During a span of six months between June 2014 and January 2015, a period of intense agrarian crisis in India, over 536 farmers ended their lives in the South Indian state of Telangana. One of these farmers was Perumalla Vindoha’s husband.
Perumalla Vinodha lives in a small village called Damera in the Warangal district in Telangana. Along with her husband, she grew paddy in half an acre of land that the family owned. With the money they earned from the farms barely enough for the family, Perumalla’s husband leased an acre of land from a landlord, paying the rent upfront by borrowing money from the local moneylender.
After a season of poor harvests, Vinodha’s husband leased more land, hoping to make up for the losses through a bumper crop. However, due to a deficient south-west monsoon, the crops failed and another loan went unpaid. To make matters worse, the commodity prices crashed and he was forced to sell the harvested produce for a pittance. Distraught, Vinodha’s husband took his own life by consuming pesticide.

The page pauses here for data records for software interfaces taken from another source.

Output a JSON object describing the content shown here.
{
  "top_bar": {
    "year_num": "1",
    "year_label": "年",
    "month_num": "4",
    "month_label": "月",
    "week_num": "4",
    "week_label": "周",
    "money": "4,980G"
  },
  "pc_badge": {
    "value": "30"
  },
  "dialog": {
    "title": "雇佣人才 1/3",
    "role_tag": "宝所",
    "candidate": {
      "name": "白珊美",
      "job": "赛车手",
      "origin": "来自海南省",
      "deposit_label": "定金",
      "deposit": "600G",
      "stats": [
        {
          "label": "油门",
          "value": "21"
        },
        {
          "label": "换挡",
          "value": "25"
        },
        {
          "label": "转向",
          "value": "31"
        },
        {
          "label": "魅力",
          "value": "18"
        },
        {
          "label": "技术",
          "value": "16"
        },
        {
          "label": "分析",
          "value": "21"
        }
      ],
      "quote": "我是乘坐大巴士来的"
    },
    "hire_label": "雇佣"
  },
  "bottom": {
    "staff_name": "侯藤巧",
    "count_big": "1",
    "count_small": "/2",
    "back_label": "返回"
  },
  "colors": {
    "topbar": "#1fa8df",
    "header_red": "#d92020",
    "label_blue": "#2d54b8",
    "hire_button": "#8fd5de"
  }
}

In India, nearly 60,000 farmers farmers who have committed suicide over the past 30 years, primarily in the states of Maharashtra, erstwhile undivided Andhra Pradesh, Karnataka and Tamil Nadu. While the causes for the suicides are varied, the term ‘farm widow’, used to the refer to the women who are left behind when their farmer husbands commit suicide, points to the sheer scale of the agrarian crisis in India, as well the largely unspoken, gendered nature of the problem.

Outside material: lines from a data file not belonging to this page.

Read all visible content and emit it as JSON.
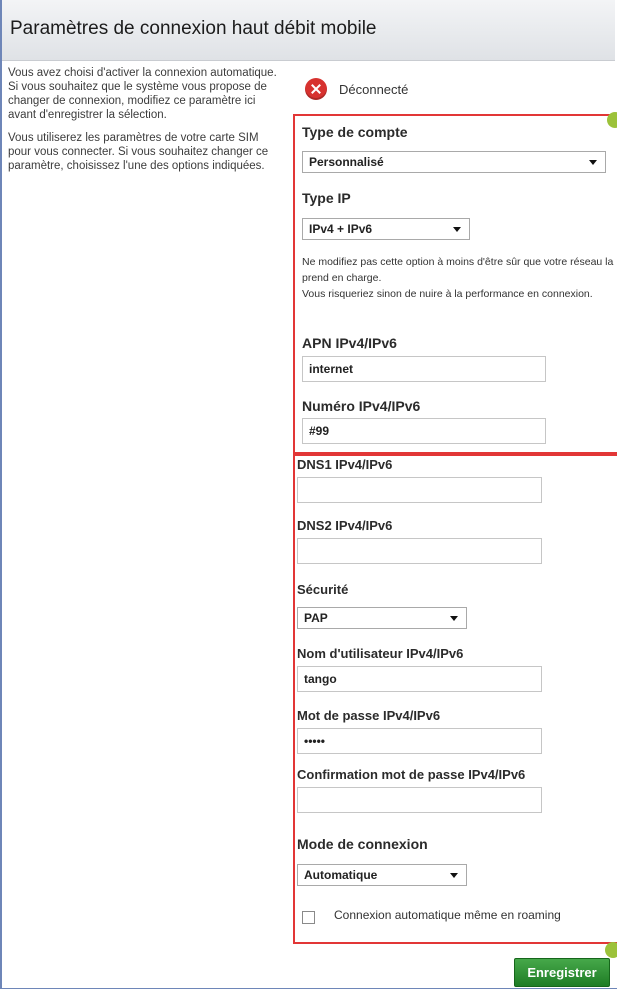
{
  "header": {
    "title": "Paramètres de connexion haut débit mobile"
  },
  "sidebar": {
    "paragraph1": "Vous avez choisi d'activer la connexion automatique. Si vous souhaitez que le système vous propose de changer de connexion, modifiez ce paramètre ici avant d'enregistrer la sélection.",
    "paragraph2": "Vous utiliserez les paramètres de votre carte SIM pour vous connecter. Si vous souhaitez changer ce paramètre, choisissez l'une des options indiquées."
  },
  "status": {
    "text": "Déconnecté",
    "icon": "error-x-icon",
    "color": "#d7322f"
  },
  "form": {
    "account_type": {
      "label": "Type de compte",
      "value": "Personnalisé"
    },
    "ip_type": {
      "label": "Type IP",
      "value": "IPv4 + IPv6"
    },
    "note": {
      "line1": "Ne modifiez pas cette option à moins d'être sûr que votre réseau la prend en charge.",
      "line2": "Vous risqueriez sinon de nuire à la performance en connexion."
    },
    "apn": {
      "label": "APN IPv4/IPv6",
      "value": "internet"
    },
    "number": {
      "label": "Numéro IPv4/IPv6",
      "value": "#99"
    },
    "dns1": {
      "label": "DNS1 IPv4/IPv6",
      "value": ""
    },
    "dns2": {
      "label": "DNS2 IPv4/IPv6",
      "value": ""
    },
    "security": {
      "label": "Sécurité",
      "value": "PAP"
    },
    "username": {
      "label": "Nom d'utilisateur IPv4/IPv6",
      "value": "tango"
    },
    "password": {
      "label": "Mot de passe IPv4/IPv6",
      "value": "•••••"
    },
    "password_confirm": {
      "label": "Confirmation mot de passe IPv4/IPv6",
      "value": ""
    },
    "connection_mode": {
      "label": "Mode de connexion",
      "value": "Automatique"
    },
    "roaming": {
      "label": "Connexion automatique même en roaming",
      "checked": false
    }
  },
  "actions": {
    "save_label": "Enregistrer"
  },
  "colors": {
    "highlight_border": "#e23636",
    "callout_dot": "#9cc23a",
    "button": "#2e8f32"
  }
}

Many of these farm widows often face a host of problems, routinely face harassment or ostracisation by family members, the community as a whole or even at the hands of government and public officials. With little skills or vocational training, they are left to look after the children and pay back the debt that the husband has left behind. The suicide of a farmer can condemn an entire family to a life of penury

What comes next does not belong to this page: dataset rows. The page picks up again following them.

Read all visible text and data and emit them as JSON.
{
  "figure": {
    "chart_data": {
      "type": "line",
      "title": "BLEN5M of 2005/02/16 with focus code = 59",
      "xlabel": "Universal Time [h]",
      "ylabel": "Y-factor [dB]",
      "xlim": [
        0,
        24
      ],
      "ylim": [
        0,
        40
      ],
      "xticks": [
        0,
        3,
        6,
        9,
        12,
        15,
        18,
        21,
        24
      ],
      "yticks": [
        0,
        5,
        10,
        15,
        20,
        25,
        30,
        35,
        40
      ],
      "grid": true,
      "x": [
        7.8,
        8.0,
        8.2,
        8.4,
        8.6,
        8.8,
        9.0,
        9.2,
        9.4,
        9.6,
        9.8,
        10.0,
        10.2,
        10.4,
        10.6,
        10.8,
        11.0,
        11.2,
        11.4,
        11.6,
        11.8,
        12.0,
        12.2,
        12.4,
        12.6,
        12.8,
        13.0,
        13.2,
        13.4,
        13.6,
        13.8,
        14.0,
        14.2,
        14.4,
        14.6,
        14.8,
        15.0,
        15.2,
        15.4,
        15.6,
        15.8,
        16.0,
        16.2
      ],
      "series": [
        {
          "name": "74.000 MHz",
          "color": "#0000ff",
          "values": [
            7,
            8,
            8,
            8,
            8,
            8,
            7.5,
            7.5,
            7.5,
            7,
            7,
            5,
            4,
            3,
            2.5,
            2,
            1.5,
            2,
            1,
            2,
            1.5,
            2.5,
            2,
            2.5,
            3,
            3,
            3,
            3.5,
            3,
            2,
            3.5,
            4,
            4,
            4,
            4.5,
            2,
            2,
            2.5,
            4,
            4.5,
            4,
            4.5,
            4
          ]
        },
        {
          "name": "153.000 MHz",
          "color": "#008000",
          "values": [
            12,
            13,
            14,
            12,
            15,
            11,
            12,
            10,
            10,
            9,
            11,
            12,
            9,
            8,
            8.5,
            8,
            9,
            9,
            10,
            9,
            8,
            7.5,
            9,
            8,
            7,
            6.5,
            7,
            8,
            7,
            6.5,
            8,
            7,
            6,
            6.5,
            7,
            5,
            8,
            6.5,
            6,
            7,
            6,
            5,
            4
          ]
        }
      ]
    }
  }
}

After the death of her husband over three years ago, Vinodha was given compensation offered to farm widows by the state government but only received part of the money, with the rest disappearing as it made its way through the arcane machinery of the Indian bureaucracy. The little money she did received immediately went towards repaying her hsubands’ loans, but a debt of Rs 1,50,000 remained.
Vinodha sowed paddy in the family field but the money raised from selling the harvest was not enough to repay her husband’s debt. Her son, who makes a living as a daily wage labourer, contributed to the household expenses but didn’t have enough money to spare towards paying off his father’s debts as well.
It was clear to Vinodha that she needed to do something more, take up an alternative livelihood perhaps, but all of her attempts to secure a loan were rejected outright because of the existing debts she had.
Vinodha eventually approached the Sarvodaya Youth Organisation (SYO), a grassroots organisation in the Warangal district of Telangana that works with farm widows, helping them take up alternative livelihoods. SYO helped Vinodha apply for a special category, low-cost loan provided by Rang De. The successful loan application prompted a local Self-Help Group to lend Vinodha an unsecured loan of Rs 10,000.
The low-cost loan from Rang De, combined with the money provided by the SHG, helped her purchase a buffalo and take up dairy farming, resulting in a small increase in her monthly earnings. Today, Vinodha is slowly clearing the debt her husband has left behind. It will take a sustained effort and a long time for Vinodha to stand on her own feet, but what is more important is that the plight of thousands of women like her, the farm widows of India, should no longer be ignored.
Find out more about the Sarvodaya Youth Organisation here.
Make a small investment of Rs 100 or more here and support farming communities and farmer producer organisations in India